The modern day RF came mighty close, first with that break point at 3-3 in the decider, and then again at 15-15 on the Djokovic serve at 4-4 when he stuffed a simple overhead into the net. But this was Djokovic's day to fight back.
Deciding between the great finals is like deciding between the great champions. All should be appreciated in themselves, in their own time. So let us just say that this had every element that a classic should. The only disappointment was that it came to an end.
"I loved this match because there was more to it than just tennis," said double Wimbledon champion Jimmy Connors afterwards.
"For four hours neither player wanted to give an inch. Sometimes there's a lull in matches that go five sets, but I didn't think there was a lull today at all.
"Both players came out and gave it the punch right from the start. It was one of those days when you say, 'I'm happy to be here just to see this'."
It was evident throughout the contest that Wimbledon's love for its great champion Federer has not faded with the years, just as his flashing one-handed backhand and easy elegance across the court made it clear why.

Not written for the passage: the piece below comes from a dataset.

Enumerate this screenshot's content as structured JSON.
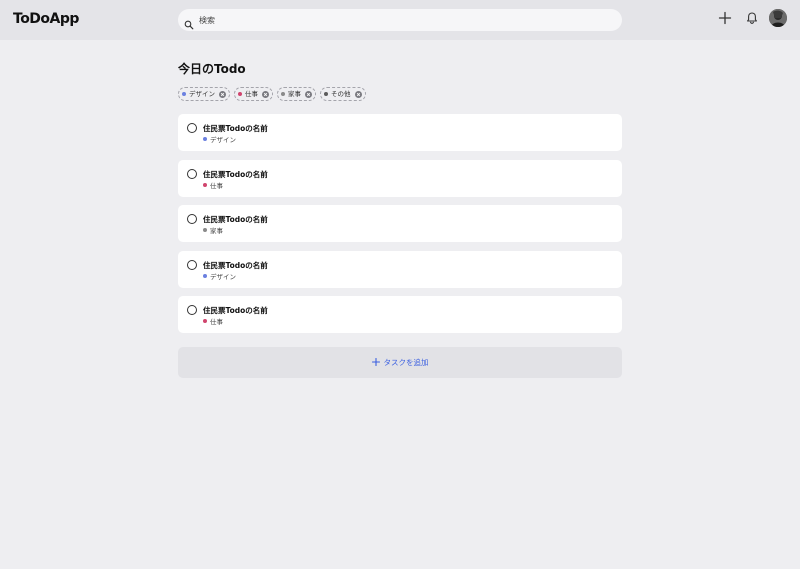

Djokovic's brilliant precision and more angular athleticism have so far not endeared him in the same way. When Federer sent his backhand into the net to cede the match, there was almost a momentary period of mourning before the applause began.
The manner of this victory and his grace in its aftermath will convert many who were untouched before. The trophy was dedicated first to his fiancée and unborn baby, and then to Jelena Gencic, the coach who taught him the game yet died last year.
This tournament matters to Djokovic, not only because it is three years since he first won it but because the men's final was the first tennis match he ever saw, on his parents' television at the age of five.
In an era which has seen the peak of both Federer and Rafael Nadal, 31 Grand Slams between them, he has now won seven - as many as John McEnroe and Rene Lacoste, only one less than Andre Agassi and Fred Perry.
It is an achievement that at 27 years old should be bettered yet. It is equally one to be celebrated on its own. The look on Boris Becker's face as player and coaching team embraced suggested that it will be.
For Federer there were smiles too, even if he knows that his last chance to win that eighth Wimbledon title may have gone for good.
For all the difference that Stefan Edberg has made to his game, for all the benefits a bigger racquet and healthier back have brought, it is hard not to see the past fortnight as the last stirrings of a golden age.
No man in the Open era has ever won a Grand Slam title at Federer's age (32 years and 11 months), and the charge of the next generation in Grigor Dimitrov and Nick Kyrgios was the thrilling sub-plot to this year's tournament.
Federer has wrought many miracles in his tennis career. To win another Slam from here might be the greatest of them all.
Djokovic was not to be denied. "My convictions were greater than my doubts," he said afterwards. "That's why this win has a special importance to me. Because I managed to win not just against my opponent but against myself."